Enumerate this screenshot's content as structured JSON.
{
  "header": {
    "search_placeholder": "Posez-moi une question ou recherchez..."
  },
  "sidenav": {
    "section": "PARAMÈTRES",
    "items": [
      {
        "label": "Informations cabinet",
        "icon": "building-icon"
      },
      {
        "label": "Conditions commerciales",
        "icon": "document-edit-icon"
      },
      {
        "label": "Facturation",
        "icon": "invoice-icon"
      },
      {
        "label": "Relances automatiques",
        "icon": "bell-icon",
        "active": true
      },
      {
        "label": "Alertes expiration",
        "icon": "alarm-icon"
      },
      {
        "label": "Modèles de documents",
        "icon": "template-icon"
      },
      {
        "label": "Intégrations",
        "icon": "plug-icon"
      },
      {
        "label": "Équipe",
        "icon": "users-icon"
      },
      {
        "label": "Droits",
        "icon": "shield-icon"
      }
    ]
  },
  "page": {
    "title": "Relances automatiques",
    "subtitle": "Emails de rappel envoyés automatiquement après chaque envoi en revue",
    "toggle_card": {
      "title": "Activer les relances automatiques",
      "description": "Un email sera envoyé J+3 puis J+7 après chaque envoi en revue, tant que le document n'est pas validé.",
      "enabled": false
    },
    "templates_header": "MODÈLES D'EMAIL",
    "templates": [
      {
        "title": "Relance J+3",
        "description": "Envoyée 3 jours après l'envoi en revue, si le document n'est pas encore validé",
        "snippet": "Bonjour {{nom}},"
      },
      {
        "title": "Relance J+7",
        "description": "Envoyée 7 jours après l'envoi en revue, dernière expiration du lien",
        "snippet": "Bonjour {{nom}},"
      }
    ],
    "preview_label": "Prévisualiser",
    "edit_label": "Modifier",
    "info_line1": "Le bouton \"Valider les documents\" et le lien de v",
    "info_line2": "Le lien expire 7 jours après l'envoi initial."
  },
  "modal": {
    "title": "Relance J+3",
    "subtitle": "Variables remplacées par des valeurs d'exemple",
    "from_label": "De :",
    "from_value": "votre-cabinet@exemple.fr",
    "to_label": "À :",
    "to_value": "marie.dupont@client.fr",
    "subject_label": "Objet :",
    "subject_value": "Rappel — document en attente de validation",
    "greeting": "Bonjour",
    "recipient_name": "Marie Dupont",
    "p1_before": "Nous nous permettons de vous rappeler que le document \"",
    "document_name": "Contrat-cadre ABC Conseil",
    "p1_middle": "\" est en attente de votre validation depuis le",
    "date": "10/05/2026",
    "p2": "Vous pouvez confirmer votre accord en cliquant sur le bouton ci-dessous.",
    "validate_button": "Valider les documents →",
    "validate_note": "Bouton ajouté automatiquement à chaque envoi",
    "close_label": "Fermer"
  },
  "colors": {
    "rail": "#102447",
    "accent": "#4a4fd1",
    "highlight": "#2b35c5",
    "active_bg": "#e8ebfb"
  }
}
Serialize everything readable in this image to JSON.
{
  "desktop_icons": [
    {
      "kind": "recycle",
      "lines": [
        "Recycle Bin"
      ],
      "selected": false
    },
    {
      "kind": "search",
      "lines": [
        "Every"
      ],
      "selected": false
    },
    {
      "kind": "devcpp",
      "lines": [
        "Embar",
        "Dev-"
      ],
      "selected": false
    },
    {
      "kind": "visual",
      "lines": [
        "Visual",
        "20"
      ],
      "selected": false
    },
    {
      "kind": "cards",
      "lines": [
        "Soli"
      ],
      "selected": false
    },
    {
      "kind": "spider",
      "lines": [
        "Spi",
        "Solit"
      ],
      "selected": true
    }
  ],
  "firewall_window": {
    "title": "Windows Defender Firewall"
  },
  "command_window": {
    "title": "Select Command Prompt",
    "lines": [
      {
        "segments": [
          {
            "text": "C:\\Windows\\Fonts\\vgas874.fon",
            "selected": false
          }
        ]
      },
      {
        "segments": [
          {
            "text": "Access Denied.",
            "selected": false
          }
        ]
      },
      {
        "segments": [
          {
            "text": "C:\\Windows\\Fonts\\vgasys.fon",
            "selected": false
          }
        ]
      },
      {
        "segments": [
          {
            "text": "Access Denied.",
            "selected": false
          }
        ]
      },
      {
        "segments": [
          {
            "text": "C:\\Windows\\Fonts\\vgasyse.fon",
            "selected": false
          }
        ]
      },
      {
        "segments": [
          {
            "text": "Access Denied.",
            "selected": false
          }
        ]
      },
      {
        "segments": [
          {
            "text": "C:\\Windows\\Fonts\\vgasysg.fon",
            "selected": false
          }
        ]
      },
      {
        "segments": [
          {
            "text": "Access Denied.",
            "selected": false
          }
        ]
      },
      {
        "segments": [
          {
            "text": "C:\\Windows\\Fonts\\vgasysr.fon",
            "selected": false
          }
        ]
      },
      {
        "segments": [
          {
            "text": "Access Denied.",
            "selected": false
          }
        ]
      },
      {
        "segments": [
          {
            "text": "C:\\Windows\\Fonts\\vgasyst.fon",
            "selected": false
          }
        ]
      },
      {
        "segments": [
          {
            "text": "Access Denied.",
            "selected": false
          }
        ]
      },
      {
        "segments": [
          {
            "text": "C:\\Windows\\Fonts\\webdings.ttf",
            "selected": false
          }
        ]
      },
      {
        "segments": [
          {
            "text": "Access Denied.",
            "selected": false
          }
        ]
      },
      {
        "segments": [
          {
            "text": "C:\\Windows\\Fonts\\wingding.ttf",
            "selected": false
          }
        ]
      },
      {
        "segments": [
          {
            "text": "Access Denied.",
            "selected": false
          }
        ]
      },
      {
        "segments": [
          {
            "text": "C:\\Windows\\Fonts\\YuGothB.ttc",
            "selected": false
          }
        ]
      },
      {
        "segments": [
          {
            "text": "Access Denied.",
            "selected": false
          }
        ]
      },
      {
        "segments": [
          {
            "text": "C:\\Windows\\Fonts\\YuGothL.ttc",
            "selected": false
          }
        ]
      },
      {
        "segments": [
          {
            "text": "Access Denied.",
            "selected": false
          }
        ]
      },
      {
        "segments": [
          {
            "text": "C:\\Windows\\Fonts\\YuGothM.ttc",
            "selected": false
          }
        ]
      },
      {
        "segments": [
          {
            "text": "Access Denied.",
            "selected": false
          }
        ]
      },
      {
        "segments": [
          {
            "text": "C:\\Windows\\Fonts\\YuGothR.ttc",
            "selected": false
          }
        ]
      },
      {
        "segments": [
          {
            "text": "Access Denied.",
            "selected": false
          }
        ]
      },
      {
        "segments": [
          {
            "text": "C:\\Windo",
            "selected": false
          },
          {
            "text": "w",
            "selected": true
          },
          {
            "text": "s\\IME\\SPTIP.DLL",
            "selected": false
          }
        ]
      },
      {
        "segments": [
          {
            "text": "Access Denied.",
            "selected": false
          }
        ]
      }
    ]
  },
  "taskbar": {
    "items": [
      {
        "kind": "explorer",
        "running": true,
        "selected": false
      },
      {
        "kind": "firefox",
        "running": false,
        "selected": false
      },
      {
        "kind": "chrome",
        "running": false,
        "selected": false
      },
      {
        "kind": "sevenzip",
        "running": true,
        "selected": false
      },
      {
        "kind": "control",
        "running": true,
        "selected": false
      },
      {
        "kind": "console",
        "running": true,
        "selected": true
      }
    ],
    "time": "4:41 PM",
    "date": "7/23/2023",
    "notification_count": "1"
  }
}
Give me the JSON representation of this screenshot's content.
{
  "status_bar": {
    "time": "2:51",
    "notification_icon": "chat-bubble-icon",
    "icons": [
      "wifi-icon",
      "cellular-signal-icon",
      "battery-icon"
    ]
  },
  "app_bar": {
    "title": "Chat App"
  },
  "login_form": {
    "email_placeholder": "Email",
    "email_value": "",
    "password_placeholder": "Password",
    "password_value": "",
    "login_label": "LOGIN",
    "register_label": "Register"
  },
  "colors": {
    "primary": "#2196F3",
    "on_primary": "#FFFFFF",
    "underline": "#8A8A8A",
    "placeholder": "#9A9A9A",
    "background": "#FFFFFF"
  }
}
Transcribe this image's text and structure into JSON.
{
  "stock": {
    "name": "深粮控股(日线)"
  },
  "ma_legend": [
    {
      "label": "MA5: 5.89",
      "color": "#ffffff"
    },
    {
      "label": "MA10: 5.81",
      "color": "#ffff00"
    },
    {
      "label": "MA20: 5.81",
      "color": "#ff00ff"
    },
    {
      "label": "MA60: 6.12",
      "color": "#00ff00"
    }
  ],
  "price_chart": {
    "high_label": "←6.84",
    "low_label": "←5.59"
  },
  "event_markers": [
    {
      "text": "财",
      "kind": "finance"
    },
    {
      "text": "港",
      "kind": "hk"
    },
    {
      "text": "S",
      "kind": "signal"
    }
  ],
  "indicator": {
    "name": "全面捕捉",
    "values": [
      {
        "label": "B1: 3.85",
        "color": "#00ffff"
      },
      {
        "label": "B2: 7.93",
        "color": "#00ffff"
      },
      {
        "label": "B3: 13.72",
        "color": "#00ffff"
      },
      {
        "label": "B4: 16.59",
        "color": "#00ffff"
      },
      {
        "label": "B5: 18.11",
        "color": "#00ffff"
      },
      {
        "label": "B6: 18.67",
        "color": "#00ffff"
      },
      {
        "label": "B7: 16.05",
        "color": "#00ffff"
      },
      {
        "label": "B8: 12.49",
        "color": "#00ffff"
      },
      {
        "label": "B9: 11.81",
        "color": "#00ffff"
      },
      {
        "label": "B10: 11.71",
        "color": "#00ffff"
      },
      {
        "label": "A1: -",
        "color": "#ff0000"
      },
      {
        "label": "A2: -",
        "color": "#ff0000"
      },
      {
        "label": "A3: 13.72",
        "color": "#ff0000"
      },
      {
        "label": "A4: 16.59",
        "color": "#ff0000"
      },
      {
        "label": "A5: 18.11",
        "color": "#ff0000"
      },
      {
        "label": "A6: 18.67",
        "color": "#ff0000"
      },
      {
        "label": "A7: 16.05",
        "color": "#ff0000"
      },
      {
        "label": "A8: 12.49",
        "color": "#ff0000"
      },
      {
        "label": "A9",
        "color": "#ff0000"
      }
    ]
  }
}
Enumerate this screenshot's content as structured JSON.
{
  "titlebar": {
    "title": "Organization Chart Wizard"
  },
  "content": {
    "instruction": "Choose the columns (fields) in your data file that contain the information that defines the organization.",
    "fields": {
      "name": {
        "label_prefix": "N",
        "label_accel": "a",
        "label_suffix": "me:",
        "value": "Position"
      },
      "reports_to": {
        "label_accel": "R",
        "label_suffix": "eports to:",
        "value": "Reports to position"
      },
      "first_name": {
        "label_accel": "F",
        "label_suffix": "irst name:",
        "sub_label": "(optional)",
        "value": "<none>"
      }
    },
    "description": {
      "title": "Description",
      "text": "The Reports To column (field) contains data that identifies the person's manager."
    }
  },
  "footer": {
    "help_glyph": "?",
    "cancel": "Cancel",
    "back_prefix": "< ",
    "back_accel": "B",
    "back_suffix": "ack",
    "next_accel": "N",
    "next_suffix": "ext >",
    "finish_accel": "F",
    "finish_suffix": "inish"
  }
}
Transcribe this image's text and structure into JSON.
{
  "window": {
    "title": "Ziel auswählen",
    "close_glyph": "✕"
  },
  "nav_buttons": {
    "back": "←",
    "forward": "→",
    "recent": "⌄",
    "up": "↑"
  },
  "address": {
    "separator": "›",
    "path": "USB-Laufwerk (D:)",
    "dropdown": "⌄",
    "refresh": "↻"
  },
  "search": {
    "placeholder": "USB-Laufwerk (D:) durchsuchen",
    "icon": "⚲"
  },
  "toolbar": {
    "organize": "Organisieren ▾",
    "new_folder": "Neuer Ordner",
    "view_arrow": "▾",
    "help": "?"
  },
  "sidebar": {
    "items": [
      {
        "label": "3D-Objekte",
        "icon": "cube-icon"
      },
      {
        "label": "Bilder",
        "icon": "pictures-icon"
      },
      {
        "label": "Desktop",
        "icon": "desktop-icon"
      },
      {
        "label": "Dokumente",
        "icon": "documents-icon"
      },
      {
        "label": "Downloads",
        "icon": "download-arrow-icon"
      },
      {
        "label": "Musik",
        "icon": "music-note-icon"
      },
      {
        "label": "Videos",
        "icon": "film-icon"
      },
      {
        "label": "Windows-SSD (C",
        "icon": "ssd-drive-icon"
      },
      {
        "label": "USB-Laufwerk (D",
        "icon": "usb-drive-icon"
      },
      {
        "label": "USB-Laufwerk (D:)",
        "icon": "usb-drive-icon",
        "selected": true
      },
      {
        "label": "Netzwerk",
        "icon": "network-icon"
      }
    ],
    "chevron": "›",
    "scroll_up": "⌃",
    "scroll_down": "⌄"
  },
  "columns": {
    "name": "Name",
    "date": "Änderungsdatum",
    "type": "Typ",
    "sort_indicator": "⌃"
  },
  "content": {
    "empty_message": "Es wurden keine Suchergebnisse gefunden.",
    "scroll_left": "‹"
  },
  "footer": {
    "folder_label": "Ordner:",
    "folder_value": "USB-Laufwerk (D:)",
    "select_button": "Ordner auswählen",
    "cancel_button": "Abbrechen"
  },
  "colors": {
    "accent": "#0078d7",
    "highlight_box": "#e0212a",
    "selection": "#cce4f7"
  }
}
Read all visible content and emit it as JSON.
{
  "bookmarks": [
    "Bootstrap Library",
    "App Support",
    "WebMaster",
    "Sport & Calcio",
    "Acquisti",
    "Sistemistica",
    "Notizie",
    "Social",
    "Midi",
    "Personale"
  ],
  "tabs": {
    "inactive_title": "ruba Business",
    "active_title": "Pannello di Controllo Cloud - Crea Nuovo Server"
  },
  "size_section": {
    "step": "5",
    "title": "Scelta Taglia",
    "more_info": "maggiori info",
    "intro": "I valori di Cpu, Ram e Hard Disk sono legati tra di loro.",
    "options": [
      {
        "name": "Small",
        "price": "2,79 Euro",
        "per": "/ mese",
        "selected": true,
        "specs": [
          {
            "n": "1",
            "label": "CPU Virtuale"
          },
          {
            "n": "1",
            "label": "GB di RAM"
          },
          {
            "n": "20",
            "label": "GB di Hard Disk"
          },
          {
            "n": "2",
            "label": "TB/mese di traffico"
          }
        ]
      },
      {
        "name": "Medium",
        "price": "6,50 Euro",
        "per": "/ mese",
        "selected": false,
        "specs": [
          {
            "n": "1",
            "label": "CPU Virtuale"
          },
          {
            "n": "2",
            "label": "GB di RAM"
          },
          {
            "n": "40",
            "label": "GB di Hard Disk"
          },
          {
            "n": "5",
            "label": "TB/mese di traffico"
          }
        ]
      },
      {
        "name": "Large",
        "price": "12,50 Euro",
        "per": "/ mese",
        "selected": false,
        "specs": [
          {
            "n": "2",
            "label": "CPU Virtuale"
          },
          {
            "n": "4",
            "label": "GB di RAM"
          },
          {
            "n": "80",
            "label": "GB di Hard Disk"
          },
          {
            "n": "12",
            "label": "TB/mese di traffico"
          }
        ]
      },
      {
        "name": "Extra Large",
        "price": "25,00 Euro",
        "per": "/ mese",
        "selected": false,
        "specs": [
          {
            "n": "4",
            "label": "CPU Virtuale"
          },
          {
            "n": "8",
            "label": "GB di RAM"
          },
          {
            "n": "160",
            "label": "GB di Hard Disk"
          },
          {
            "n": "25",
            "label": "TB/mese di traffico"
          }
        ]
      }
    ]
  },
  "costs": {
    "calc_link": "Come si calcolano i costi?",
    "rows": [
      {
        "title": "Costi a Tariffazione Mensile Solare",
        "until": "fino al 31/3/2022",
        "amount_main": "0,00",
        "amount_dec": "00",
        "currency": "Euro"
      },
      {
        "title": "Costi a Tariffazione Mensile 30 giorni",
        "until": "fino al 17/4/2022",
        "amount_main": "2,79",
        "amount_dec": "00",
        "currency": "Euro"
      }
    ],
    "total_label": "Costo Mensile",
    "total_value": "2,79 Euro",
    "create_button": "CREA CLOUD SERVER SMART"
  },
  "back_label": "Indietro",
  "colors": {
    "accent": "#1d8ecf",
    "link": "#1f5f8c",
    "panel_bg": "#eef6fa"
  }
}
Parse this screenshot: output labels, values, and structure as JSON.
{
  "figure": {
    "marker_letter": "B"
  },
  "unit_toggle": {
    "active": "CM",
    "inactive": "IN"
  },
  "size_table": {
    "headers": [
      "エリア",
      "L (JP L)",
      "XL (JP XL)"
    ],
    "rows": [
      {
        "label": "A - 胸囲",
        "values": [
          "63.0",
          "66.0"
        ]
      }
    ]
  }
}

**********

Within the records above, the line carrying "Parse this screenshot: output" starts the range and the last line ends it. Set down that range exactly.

== RESULT FOR THIS TASK ==
Parse this screenshot: output labels, values, and structure as JSON.
{
  "figure": {
    "marker_letter": "B"
  },
  "unit_toggle": {
    "active": "CM",
    "inactive": "IN"
  },
  "size_table": {
    "headers": [
      "エリア",
      "L (JP L)",
      "XL (JP XL)"
    ],
    "rows": [
      {
        "label": "A - 胸囲",
        "values": [
          "63.0",
          "66.0"
        ]
      }
    ]
  }
}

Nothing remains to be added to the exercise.